Each SME was guided to take the first steps on their innovation journey, with the hope that innovative projects would be identified, new collaborations established, and funding applied for. They received a mix of group and one-to-one support to raise awareness of both innovative solutions and support available, and to guide them to identify innovation projects to reduce energy, carbon, or resource use.

Activities included events and workshops covering topic areas such as hydrogen, heat recovery, electrification, data collection and creating an innovation culture as well as signposting to grant and other support.  CLT worked with each SME individually to facilitate identification of innovation projects and introductions to relevant innovation ecosystem partners.

What were the outcomes?

All participants increased their understanding of the support ecosystem, finishing the programme with a much higher awareness of how and where to look for support.

Individual connections and introductions to the innovation ecosystem were made – including funding opportunities, links to universities, technology solutions and expert consultants.  

Most companies progressed along their innovation journeys, both by developing existing, or, for half of the SMEs, identifying new, potential innovation projects.   Some of the newly defined projects were highly creative and the learnings could potentially have impact across the sector.  Examples included a foundry that started a collaborative research project with Cranfield University to look at the impact of scrap metal parameters on melt times and energy use, and an SME that is switching from diesel to electric equipment and is working with an innovation partner to implement a battery storage solution to deliver peak load shaving, UPS and access to flexible tariffs to provide a base for progressive electrification of all its machinery.  The SME was also connected to the University of Sheffield to look at data analysis post-installation for ongoing electrification of operations.

What did we learn?

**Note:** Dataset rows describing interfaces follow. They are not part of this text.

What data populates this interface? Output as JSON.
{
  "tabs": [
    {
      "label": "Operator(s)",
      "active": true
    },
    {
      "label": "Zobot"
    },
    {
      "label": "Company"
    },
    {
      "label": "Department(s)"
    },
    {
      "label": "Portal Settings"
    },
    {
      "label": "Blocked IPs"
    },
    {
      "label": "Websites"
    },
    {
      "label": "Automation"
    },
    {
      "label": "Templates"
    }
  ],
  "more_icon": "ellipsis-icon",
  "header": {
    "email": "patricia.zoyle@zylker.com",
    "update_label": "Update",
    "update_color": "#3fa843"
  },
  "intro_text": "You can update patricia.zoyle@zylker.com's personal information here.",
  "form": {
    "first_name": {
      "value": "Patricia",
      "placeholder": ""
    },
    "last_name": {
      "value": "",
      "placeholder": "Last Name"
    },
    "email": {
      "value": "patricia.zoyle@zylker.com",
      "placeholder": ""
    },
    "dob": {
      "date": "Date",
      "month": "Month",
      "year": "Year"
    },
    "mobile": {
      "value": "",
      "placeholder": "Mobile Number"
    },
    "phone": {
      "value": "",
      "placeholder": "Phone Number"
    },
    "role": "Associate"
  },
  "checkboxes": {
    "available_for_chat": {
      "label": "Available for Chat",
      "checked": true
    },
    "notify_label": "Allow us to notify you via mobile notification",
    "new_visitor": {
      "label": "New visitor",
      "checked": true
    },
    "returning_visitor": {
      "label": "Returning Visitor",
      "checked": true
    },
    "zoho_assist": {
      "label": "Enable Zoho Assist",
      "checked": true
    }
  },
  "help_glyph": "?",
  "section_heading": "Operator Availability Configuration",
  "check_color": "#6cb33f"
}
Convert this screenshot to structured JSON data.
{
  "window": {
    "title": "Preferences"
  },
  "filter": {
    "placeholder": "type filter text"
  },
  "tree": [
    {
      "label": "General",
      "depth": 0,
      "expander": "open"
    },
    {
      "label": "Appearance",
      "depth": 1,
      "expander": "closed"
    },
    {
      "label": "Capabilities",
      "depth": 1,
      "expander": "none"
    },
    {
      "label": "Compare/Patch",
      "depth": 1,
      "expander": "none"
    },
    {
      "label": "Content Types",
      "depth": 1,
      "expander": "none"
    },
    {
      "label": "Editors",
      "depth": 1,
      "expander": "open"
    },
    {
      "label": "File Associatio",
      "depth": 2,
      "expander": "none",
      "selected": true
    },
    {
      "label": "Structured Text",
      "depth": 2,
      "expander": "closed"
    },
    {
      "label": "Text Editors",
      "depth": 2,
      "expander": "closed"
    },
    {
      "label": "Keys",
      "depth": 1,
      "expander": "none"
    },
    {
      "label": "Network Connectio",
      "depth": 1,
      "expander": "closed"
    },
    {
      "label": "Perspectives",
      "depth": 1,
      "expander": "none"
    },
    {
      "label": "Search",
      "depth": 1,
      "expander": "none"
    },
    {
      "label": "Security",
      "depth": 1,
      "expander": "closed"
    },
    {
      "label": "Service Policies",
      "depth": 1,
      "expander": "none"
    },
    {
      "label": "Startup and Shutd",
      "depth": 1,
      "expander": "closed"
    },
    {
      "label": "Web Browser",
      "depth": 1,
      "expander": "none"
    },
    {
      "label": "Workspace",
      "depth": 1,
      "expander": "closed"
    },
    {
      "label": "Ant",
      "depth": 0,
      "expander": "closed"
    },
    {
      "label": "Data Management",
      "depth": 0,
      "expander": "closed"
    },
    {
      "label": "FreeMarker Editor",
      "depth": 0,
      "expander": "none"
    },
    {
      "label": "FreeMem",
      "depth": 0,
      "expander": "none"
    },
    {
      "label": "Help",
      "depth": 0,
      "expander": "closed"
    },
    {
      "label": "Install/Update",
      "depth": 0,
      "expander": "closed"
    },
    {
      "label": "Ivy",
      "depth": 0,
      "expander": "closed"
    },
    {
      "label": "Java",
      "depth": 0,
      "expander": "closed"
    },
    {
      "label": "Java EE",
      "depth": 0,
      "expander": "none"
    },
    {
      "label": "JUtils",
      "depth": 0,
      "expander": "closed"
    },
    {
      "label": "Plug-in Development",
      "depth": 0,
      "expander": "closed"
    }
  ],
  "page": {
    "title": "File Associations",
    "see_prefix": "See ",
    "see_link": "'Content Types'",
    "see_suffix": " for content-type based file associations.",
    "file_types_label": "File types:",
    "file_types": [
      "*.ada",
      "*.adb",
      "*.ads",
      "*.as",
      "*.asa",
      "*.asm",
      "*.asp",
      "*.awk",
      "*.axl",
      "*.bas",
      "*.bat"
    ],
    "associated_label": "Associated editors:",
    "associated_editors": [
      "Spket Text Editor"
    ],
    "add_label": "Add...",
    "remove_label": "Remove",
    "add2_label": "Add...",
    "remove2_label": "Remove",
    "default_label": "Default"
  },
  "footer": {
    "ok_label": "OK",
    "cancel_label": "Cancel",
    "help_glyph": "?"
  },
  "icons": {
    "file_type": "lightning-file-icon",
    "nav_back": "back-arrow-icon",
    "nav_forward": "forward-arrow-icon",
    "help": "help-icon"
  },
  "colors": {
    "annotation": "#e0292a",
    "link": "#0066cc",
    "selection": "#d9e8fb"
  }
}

It was striking to see the creative ideas generated by the SMEs’ staff.  When given the opportunity, there was enormous capacity to identify innovative projects – some small, some larger.  Time and resource constraints typically create day-to-day barriers to harnessing this creativity, but with individual support to facilitate those ideas, most of the SMEs saw opportunities to switch fuel and / or reduce energy use.  The one-to-one advice was highly valued as it allowed CLT to match the SMEs with the right ecosystem partners.

Capital and resource constraints within SMEs mean that they tend to be conservative regarding innovation projects; robust evidence is needed before progressing a project to de-risk as much as possible, particularly when timescales for impact may be longer.  Many did not have energy metering in place, so did not have enough data to provide the confidence that a project would be focused on the highest-impact areas and to ensure payback.

The scope and scale of available funding opportunities were often not aligned to SME requirements.  There was one relevant funding opportunity that arose towards the end of the programme, with most too large in scale.  For SMEs where projects tend to be more incremental, even if innovative and risky, funding needs to match the scale of the projects.

By focusing in on specific innovation areas, and providing one-on-one support to SMEs, several projects are now in development, with relationships and connections with funders, innovators and research partners established. The programme has helped UKRI to understand the importance for SMEs of providing long-term support, matching funding to smaller project requirements and finding approaches to de-risk the innovation process for smaller businesses.

Natalie Fredericks led this programme on behalf of UKRI